Language was not powerful enough to describe the infant phenomenon. “I’ll tell you what, sir,” he said; “the talent of this child is not to be imagined. She must be seen, sir—seen—to be ever so faintly appreciated.”
(Charles Dickens, Nicholas Nickleby, ch. 23)
Since he was very small, Eoin has been trying to talk. This is hardly surprising: he has 50% Lorna-DNA, and I’m not exactly known for being taciturn. The fact that he didn’t have the right level of physical development wasn’t going to stop him: we have a film of him at about 2 months, in which he is desperately trying to copy his dad saying “hello”. OK, it’s mainly vowel-y vocalizations, but a parent appreciates the effort.

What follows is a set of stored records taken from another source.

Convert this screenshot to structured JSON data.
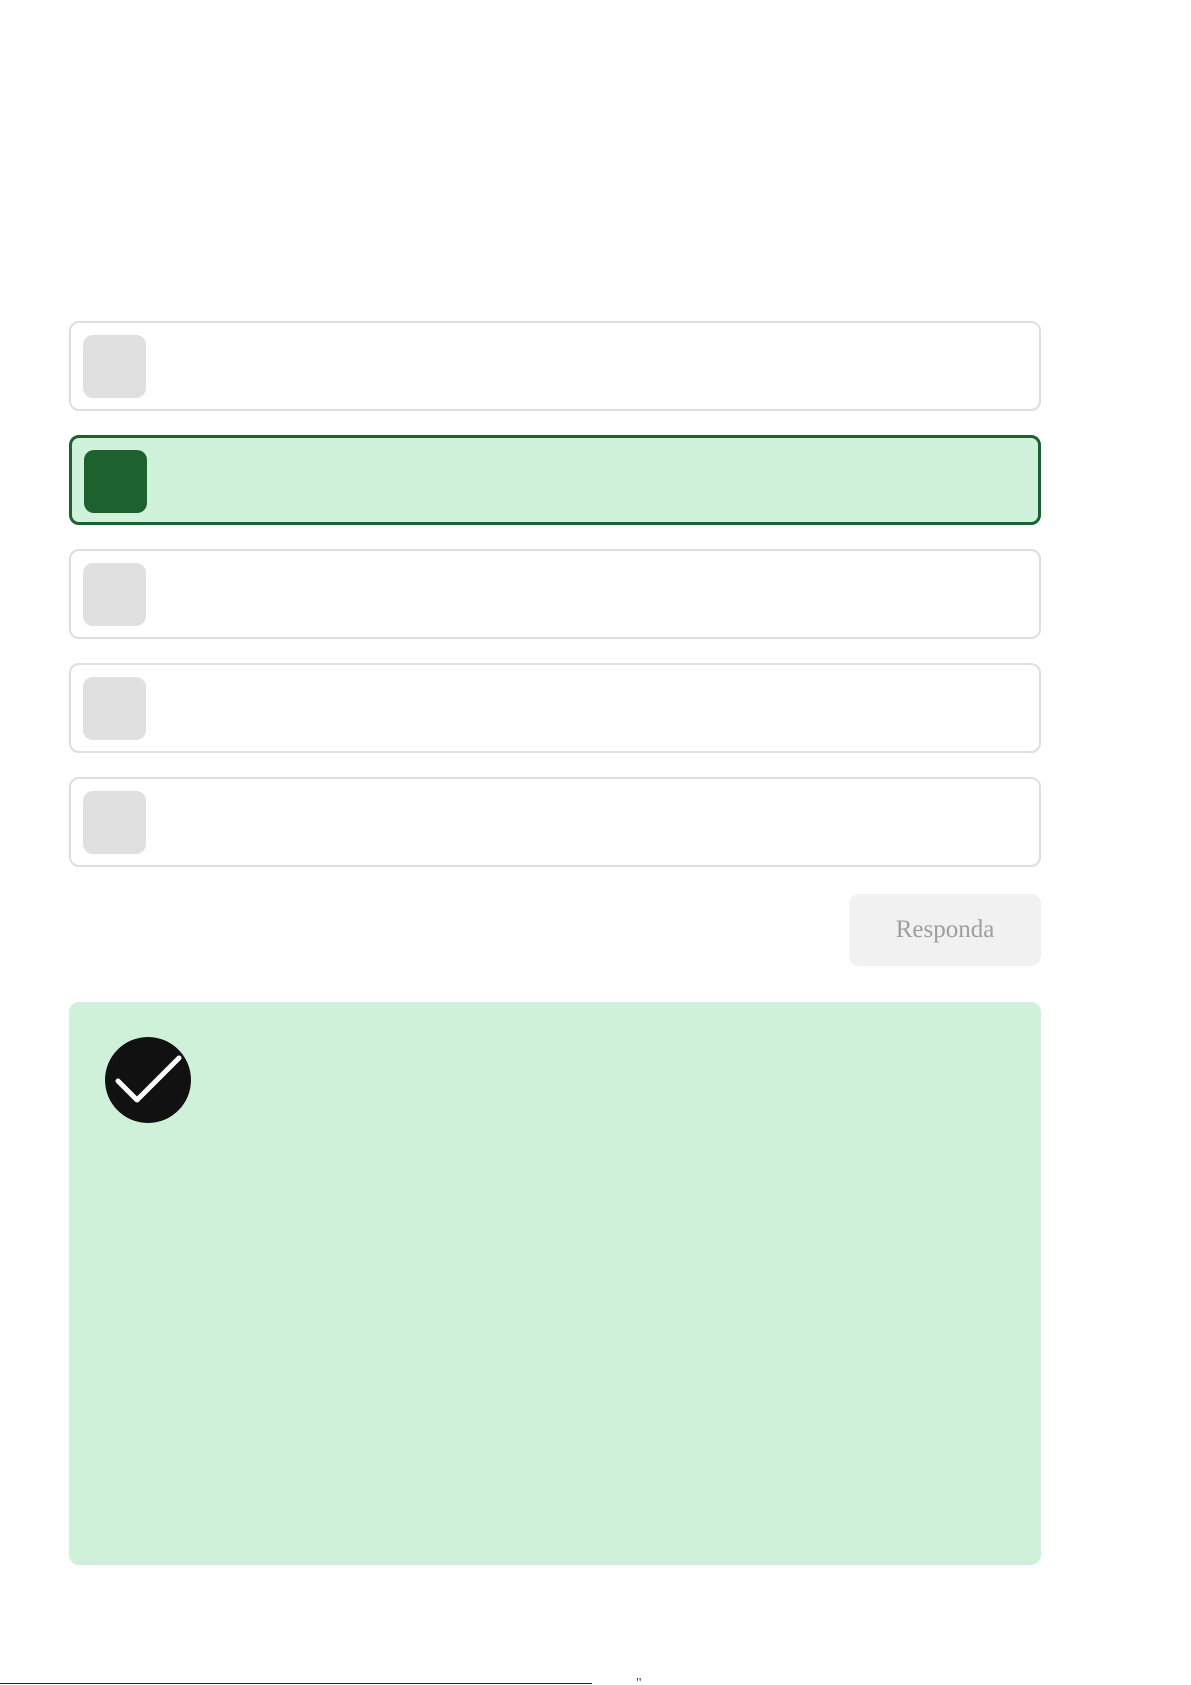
{
  "quiz": {
    "options": [
      {
        "label": "",
        "selected": false
      },
      {
        "label": "",
        "selected": true
      },
      {
        "label": "",
        "selected": false
      },
      {
        "label": "",
        "selected": false
      },
      {
        "label": "",
        "selected": false
      }
    ],
    "submit_label": "Responda"
  },
  "feedback": {
    "status": "correct",
    "icon": "check-circle-icon",
    "text": ""
  },
  "footer": {
    "mark": "\""
  },
  "colors": {
    "selected_border": "#1c6130",
    "selected_fill": "#d0f1da",
    "selected_marker": "#1d622e",
    "feedback_fill": "#cff1d9",
    "icon_fill": "#111111"
  }
}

He hasn’t managed to produce a coherent word yet. Or at least, that’s what I thought. It may be that he’s just far too advanced for me: he could be a specialist in esoteric and invented languages. You remember the episode of Friends where Rachel’s baby’s first word is “gleba“? Well, if a fictional baby can use complex scientific jargon, my baby can experiment with language isolates. Over the last few days, he has been saying “yaya” a lot: at first, I though this was just meaningless babbling, but then I realised this is clearly his attempt to say “nearly, nearly” (“ia, ia”) in Basque, thereby indicating that he’s nearly ready to say more. Of course! What else could it be? He has also been happily shouting “Ada!” at my husband. As any good Tolkien scholar knows, this is the Quenya word for “father”: the bright little chap is not only greeting his daddy, but also recognising said father’s fondness for The Lord of the Rings. We clearly have a veritable Infant Phenomenon on our hands.

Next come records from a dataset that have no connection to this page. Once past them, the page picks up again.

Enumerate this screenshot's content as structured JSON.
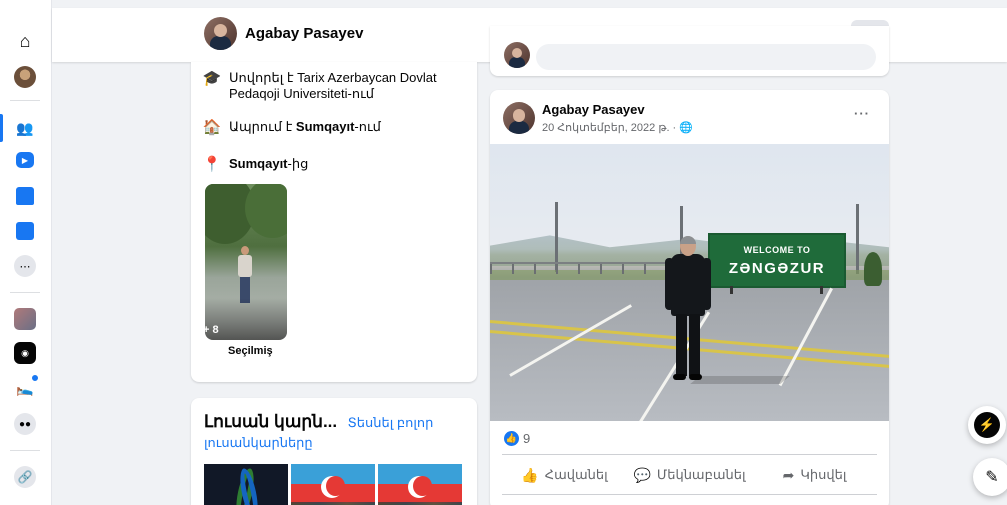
{
  "header": {
    "profile_name": "Agabay Pasayev",
    "more_label": "···"
  },
  "rail": {
    "items": [
      "home-icon",
      "profile-icon",
      "friends-icon",
      "watch-icon",
      "marketplace-icon",
      "gaming-icon",
      "menu-grid-icon",
      "group-avatar-icon",
      "app-icon",
      "notification-bed-icon",
      "groups-icon",
      "link-icon"
    ]
  },
  "intro": {
    "education_prefix": "Սովորել է ",
    "education_school": "Tarix Azerbaycan Dovlat Pedaqoji Universiteti-ում",
    "lives_prefix": "Ապրում է ",
    "lives_city": "Sumqayıt",
    "lives_suffix": "-ում",
    "from_city": "Sumqayıt",
    "from_suffix": "-ից",
    "featured_count": "+ 8",
    "featured_caption": "Seçilmiş"
  },
  "photos": {
    "title": "Լուսան կարն...",
    "see_all": "Տեսնել բոլոր լուսանկարները"
  },
  "post": {
    "author": "Agabay Pasayev",
    "date": "20 Հոկտեմբեր, 2022 թ. · ",
    "more_label": "···",
    "sign_line1": "WELCOME TO",
    "sign_line2": "ZƏNGƏZUR",
    "reaction_count": "9",
    "actions": {
      "like": "Հավանել",
      "comment": "Մեկնաբանել",
      "share": "Կիսվել"
    }
  },
  "colors": {
    "accent": "#1877f2",
    "background": "#f0f2f5",
    "sign_green": "#1f6b3a"
  }
}
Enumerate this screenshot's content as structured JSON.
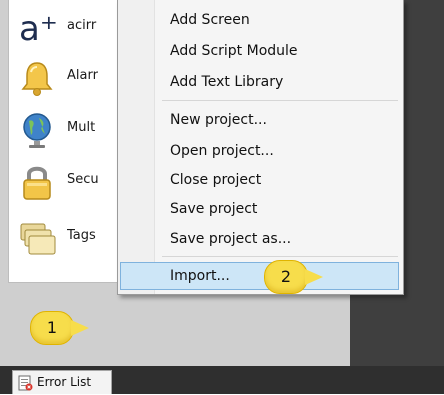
{
  "components": [
    {
      "label": "acirr",
      "icon": "acirrus-logo-icon"
    },
    {
      "label": "Alarr",
      "icon": "bell-icon"
    },
    {
      "label": "Mult",
      "icon": "globe-icon"
    },
    {
      "label": "Secu",
      "icon": "padlock-icon"
    },
    {
      "label": "Tags",
      "icon": "tags-folder-icon"
    }
  ],
  "logo_text": "a⁺",
  "context_menu": {
    "items": [
      {
        "label": "Add Screen"
      },
      {
        "label": "Add Script Module"
      },
      {
        "label": "Add Text Library"
      },
      {
        "label": "New project..."
      },
      {
        "label": "Open project..."
      },
      {
        "label": "Close project"
      },
      {
        "label": "Save project"
      },
      {
        "label": "Save project as..."
      },
      {
        "label": "Import...",
        "highlighted": true
      }
    ]
  },
  "callouts": [
    {
      "number": "1"
    },
    {
      "number": "2"
    }
  ],
  "bottom_tab": {
    "label": "Error List",
    "icon": "error-list-icon"
  },
  "colors": {
    "highlight_bg": "#cde6f7",
    "highlight_border": "#7fb2dd",
    "callout_yellow": "#f7dd4b",
    "dark_bg": "#3f3f3f"
  }
}
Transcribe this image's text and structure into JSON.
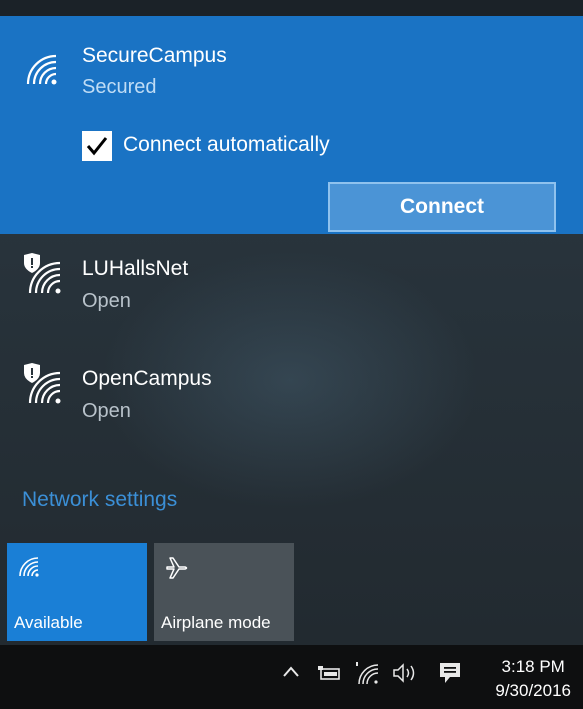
{
  "selected_network": {
    "name": "SecureCampus",
    "status": "Secured",
    "connect_automatically_label": "Connect automatically",
    "connect_automatically_checked": true,
    "connect_button_label": "Connect",
    "icon": "wifi-icon"
  },
  "networks": [
    {
      "name": "LUHallsNet",
      "status": "Open",
      "icon": "wifi-shield-icon"
    },
    {
      "name": "OpenCampus",
      "status": "Open",
      "icon": "wifi-shield-icon"
    }
  ],
  "network_settings_label": "Network settings",
  "quick_actions": [
    {
      "label": "Available",
      "icon": "wifi-icon",
      "active": true
    },
    {
      "label": "Airplane mode",
      "icon": "airplane-icon",
      "active": false
    }
  ],
  "taskbar": {
    "time": "3:18 PM",
    "date": "9/30/2016",
    "icons": [
      "chevron-up-icon",
      "battery-icon",
      "wifi-icon",
      "volume-icon",
      "action-center-icon"
    ]
  },
  "colors": {
    "accent": "#1a73c4",
    "tile_active": "#1a7fd6",
    "link": "#3b8fd6"
  }
}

I know what you’re thinking: that the I.P. in Dickens is a tremendous fake, pickled in gin. But you just let me believe what I want to believe, ok? I’m really not getting a lot of sleep at the moment. And, after all, who’s to say he hasn’t been taking a sneaky glance at a Basque dictionary or a Tolkien glossary? Perhaps tomorrow he’ll manage “Arratsalde on”, or “Namárië”.
I’d settle for “Mama”, though. Please talk soon, little man.